Filter the data below, keeping only lines that contain "JSON".

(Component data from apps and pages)
┄┄┄┄┄┄┄┄┄┄

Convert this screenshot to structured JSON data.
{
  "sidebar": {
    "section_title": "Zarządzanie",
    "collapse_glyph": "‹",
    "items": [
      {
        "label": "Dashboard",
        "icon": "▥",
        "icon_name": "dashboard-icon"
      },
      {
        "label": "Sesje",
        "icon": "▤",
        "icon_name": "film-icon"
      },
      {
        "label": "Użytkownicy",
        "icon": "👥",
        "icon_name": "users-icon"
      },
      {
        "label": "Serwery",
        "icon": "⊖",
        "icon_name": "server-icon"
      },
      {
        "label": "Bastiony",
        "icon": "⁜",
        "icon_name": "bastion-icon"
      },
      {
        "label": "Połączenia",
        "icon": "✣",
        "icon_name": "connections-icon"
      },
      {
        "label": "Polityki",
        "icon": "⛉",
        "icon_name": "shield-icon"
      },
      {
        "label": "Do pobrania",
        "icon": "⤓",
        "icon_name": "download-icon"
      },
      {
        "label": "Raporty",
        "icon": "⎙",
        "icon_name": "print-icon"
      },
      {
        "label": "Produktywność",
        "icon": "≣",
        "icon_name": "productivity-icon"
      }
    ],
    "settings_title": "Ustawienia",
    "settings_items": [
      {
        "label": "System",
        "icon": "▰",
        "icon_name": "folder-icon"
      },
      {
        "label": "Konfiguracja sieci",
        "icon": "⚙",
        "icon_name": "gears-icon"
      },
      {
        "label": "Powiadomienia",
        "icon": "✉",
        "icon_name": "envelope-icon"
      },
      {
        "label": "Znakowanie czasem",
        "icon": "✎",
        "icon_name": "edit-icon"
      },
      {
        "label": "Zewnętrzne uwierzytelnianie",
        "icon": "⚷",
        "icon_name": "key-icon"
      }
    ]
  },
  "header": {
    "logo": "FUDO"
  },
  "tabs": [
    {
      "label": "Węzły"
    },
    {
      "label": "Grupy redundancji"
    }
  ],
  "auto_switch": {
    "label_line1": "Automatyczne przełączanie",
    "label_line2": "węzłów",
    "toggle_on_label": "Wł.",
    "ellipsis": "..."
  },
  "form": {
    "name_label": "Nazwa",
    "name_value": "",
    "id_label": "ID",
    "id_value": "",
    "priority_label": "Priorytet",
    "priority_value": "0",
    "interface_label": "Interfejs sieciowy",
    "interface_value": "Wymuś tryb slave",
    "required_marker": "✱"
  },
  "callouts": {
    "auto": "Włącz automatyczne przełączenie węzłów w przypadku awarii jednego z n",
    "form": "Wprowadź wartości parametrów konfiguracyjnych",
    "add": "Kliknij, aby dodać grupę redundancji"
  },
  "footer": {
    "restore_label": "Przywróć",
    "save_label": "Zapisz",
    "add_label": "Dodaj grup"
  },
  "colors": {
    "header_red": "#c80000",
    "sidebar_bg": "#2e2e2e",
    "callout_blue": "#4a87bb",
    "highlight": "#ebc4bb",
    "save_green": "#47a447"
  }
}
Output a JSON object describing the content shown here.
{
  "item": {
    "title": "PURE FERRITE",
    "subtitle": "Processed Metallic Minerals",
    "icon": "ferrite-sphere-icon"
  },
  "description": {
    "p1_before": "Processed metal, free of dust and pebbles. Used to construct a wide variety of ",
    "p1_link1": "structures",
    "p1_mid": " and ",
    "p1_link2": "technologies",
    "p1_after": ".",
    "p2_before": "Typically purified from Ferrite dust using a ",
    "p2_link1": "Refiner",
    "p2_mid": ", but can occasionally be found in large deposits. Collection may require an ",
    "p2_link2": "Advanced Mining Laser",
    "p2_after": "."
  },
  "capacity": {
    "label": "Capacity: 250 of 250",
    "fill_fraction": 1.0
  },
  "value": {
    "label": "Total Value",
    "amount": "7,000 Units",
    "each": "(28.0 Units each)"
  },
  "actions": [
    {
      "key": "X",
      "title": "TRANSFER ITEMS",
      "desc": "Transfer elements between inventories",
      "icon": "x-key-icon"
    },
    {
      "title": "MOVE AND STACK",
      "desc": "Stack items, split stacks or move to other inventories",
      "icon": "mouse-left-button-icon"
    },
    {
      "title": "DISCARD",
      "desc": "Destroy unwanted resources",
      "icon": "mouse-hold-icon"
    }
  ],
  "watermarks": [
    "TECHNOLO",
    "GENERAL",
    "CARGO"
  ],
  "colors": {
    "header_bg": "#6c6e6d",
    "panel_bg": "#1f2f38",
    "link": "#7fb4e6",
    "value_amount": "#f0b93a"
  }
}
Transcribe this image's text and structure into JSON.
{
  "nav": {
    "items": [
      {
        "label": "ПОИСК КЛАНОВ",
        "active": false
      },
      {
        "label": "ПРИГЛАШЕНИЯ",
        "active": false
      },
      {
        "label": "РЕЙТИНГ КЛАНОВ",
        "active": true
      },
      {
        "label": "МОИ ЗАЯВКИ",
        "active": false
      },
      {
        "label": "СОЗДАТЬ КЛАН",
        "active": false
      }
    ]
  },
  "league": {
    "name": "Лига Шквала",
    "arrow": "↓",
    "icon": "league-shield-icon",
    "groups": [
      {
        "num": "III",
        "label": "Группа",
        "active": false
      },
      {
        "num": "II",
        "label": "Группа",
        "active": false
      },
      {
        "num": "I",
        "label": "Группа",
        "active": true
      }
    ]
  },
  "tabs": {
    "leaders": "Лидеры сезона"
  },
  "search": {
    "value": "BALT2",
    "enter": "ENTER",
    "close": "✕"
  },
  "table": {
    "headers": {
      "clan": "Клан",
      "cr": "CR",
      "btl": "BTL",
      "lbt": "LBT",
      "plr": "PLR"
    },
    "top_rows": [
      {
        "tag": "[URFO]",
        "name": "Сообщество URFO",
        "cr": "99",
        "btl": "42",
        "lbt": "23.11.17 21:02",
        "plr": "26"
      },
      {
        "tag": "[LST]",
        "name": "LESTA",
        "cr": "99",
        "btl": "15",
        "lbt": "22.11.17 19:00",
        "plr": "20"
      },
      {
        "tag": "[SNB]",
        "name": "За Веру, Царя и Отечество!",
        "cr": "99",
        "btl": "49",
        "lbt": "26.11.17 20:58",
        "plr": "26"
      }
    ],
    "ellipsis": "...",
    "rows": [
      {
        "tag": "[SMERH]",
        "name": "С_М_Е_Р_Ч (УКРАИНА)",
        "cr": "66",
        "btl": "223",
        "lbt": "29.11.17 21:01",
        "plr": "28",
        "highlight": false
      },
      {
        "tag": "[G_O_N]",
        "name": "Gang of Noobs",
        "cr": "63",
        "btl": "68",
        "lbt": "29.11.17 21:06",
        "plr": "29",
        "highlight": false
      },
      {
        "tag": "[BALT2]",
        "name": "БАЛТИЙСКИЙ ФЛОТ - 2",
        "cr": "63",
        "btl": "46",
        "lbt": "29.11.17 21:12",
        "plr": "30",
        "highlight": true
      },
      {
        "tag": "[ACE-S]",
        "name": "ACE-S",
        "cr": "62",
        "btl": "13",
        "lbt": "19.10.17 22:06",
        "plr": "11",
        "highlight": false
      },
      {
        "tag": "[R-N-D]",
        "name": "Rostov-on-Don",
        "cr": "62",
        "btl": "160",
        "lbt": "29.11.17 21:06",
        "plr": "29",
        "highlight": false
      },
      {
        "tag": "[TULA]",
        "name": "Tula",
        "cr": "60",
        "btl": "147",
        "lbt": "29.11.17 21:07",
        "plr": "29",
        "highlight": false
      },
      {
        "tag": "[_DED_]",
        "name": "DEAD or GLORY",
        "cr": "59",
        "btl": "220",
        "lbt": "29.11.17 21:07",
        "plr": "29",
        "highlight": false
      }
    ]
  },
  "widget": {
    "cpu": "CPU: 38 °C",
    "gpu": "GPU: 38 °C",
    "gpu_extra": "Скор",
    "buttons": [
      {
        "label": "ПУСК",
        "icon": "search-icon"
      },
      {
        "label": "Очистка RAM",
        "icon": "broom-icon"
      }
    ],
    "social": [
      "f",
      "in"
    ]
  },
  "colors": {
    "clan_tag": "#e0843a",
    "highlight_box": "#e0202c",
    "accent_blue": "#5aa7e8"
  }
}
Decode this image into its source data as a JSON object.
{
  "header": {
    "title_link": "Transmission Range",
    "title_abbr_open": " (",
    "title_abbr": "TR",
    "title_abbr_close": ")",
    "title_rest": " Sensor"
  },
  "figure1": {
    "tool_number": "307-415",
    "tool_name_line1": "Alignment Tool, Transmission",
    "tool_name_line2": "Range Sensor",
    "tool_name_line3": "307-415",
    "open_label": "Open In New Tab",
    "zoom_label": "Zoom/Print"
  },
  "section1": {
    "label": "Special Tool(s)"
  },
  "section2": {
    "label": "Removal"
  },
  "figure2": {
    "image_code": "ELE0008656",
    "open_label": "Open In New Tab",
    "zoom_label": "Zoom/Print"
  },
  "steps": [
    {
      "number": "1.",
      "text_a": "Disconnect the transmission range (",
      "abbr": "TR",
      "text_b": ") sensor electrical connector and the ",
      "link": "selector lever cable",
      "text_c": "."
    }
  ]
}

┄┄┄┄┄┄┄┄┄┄

(YOUR RESPONSE):
Convert this screenshot to structured JSON data.
Output a JSON object describing the content shown here.
Transcribe this image's text and structure into JSON.
Decode this image into its source data as a JSON object.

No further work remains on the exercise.